You know those times when you feel yourself welling up? But, you’re brave and strong; perhaps you’re in public, so you hold back the tears; you think about something else or tell yourself “it doesn’t matter” or “not again, I thought I’d be over that by now”, or “cry baby, suck it up!”; and so it goes on..
Whenever you stop yourself from crying; psychologically, emotionally, and physiologically you’re further damning, i.e. building bigger and higher that dam, which blocks you from having to feel those emotions (I’m sure you’ve investigated the word emotions before, e-motions, energy-in-motion). So, you stop yourself crying and you’re building that wall up a few bricks higher, a few bricks deeper, every time you need to hold back those floods. Every time you don’t allow the flow/motion of your energy and to let yourself feel, there’s that little bit more dissociation from what’s behind your pain, and therefore on the flipside, also what elates you.
When you may first break down a dam, the flow of water/energy may feel like it’ll destroy whatever is before it, there may also be a fear it might never stop. It can feel like it will overwhelm all of the people and the structures downstream, and depending on the setting and the qualities of those people or structures, it may well do. But, that doesn’t mean we need to keep bottling it up, it just highlights the need for ‘safe’ space, and reliable, flexibly minded people to be in ones life (a process oriented/relational therapist has been the BEST investment I’ve made, ever probably). Thus, we can unload this eventual mounting energy front, in a way which we and those close to us can tolerate downstream. Everyone has their challenges, but sometimes by communicating our challenges, in an adult to adult way, it can let those we love that little bit closer and also empower them to soften some of their walls too.

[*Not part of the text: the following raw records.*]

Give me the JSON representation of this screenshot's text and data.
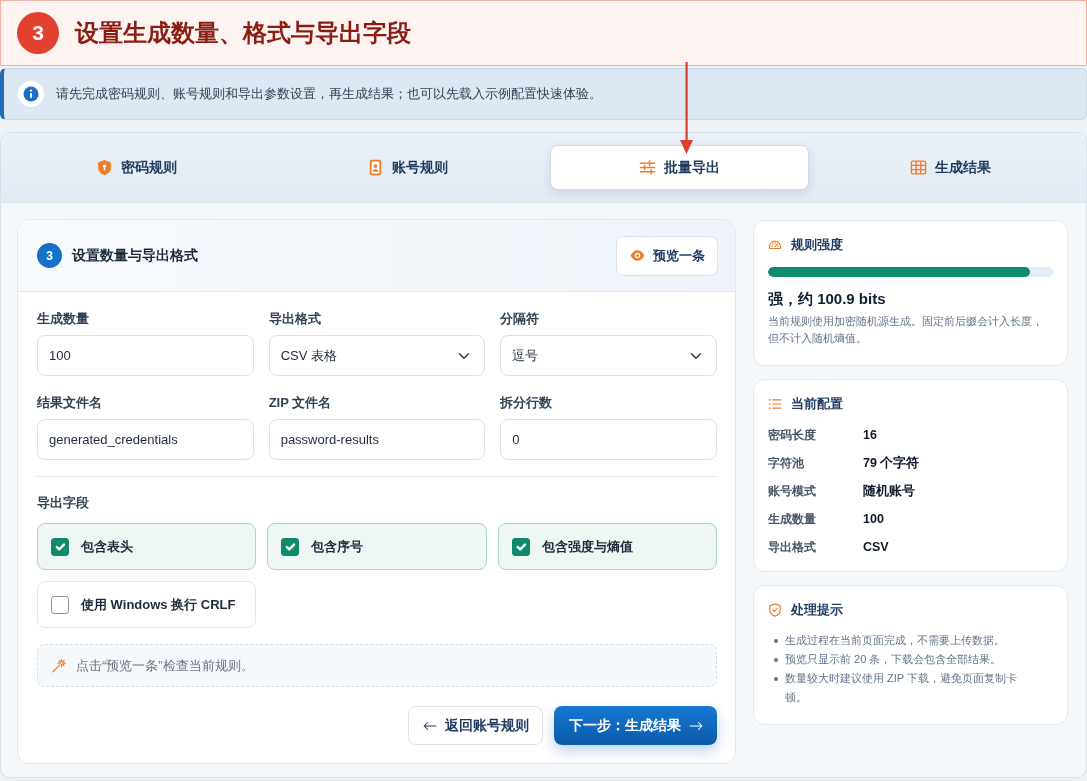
{
  "annotation": {
    "number": "3",
    "title": "设置生成数量、格式与导出字段"
  },
  "alert": {
    "text": "请先完成密码规则、账号规则和导出参数设置，再生成结果；也可以先载入示例配置快速体验。"
  },
  "tabs": [
    {
      "label": "密码规则",
      "selected": false
    },
    {
      "label": "账号规则",
      "selected": false
    },
    {
      "label": "批量导出",
      "selected": true
    },
    {
      "label": "生成结果",
      "selected": false
    }
  ],
  "section": {
    "step": "3",
    "title": "设置数量与导出格式",
    "preview_button": "预览一条"
  },
  "fields": [
    {
      "label": "生成数量",
      "kind": "input",
      "value": "100"
    },
    {
      "label": "导出格式",
      "kind": "select",
      "value": "CSV 表格"
    },
    {
      "label": "分隔符",
      "kind": "select",
      "value": "逗号"
    },
    {
      "label": "结果文件名",
      "kind": "input",
      "value": "generated_credentials"
    },
    {
      "label": "ZIP 文件名",
      "kind": "input",
      "value": "password-results"
    },
    {
      "label": "拆分行数",
      "kind": "input",
      "value": "0"
    }
  ],
  "export_fields": {
    "label": "导出字段",
    "options": [
      {
        "label": "包含表头",
        "checked": true
      },
      {
        "label": "包含序号",
        "checked": true
      },
      {
        "label": "包含强度与熵值",
        "checked": true
      },
      {
        "label": "使用 Windows 换行 CRLF",
        "checked": false
      }
    ]
  },
  "hint": "点击“预览一条”检查当前规则。",
  "buttons": {
    "back": "返回账号规则",
    "next": "下一步：生成结果"
  },
  "strength": {
    "title": "规则强度",
    "level": 0.92,
    "summary": "强，约 100.9 bits",
    "description": "当前规则使用加密随机源生成。固定前后缀会计入长度，但不计入随机熵值。"
  },
  "config": {
    "title": "当前配置",
    "rows": [
      {
        "label": "密码长度",
        "value": "16"
      },
      {
        "label": "字符池",
        "value": "79 个字符"
      },
      {
        "label": "账号模式",
        "value": "随机账号"
      },
      {
        "label": "生成数量",
        "value": "100"
      },
      {
        "label": "导出格式",
        "value": "CSV"
      }
    ]
  },
  "tips": {
    "title": "处理提示",
    "items": [
      "生成过程在当前页面完成，不需要上传数据。",
      "预览只显示前 20 条，下载会包含全部结果。",
      "数量较大时建议使用 ZIP 下载，避免页面复制卡顿。"
    ]
  }
}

But does crying makes you weak, or a sissy? I couldn’t imagine anything further from the truth. To let myself cry, to consciously write (writing is my main processing outlet) down what hurts or angers me, some stuff from wounds which are decades old; this, THIS is powerful, and THIS is hard. To not distract myself with Netflix, weed, parties, South Park, shopping, Facebook, or [insert other external focus here], to sit and dig deep; to bring up some of my deepest pains has taken a lot of my strength and courage. There’s so much of my process which has been around softening. And yes, my body does feel more weak, in this moment, like a scab has been ripped off, and the fresh new skin is hella vulnerable. Every time I have a big realisation about the origins to some pain (and there’s been a lot), and I allow this to process with the flowing of my tears, it can take me a few hours to days to get my strength back. Draining that dam, is damn draining, but it creates so much fresh and fertile space to come more into the uninhibited self, a bit closer to knowing the real me, and what makes me tick.
All those hangups, those built up walls, all the old repressive sayings of “men don’t cry.. ..suck it up.. ..move on!.. ..crying makes you weak.. ..be brave, don’t cry.. ..stop crying or I’ll give you something to cry about.. ..dry your tears..”; they’re all blocking your flow.
If your flow is blocked; if you don’t allow your tears and keep building your walls, then you can never get truly through to you. You’ll keep getting in your own way. Let your tears show you what you need to process, what keeps getting in your way..
If you don’t have a good therapist, or people around you who can help, you’ve got yourself. You’ve got your gauge of what makes you upset, go into that. Write about it, feel it, and remember, this too shall pass. Be your best, get out of your own way..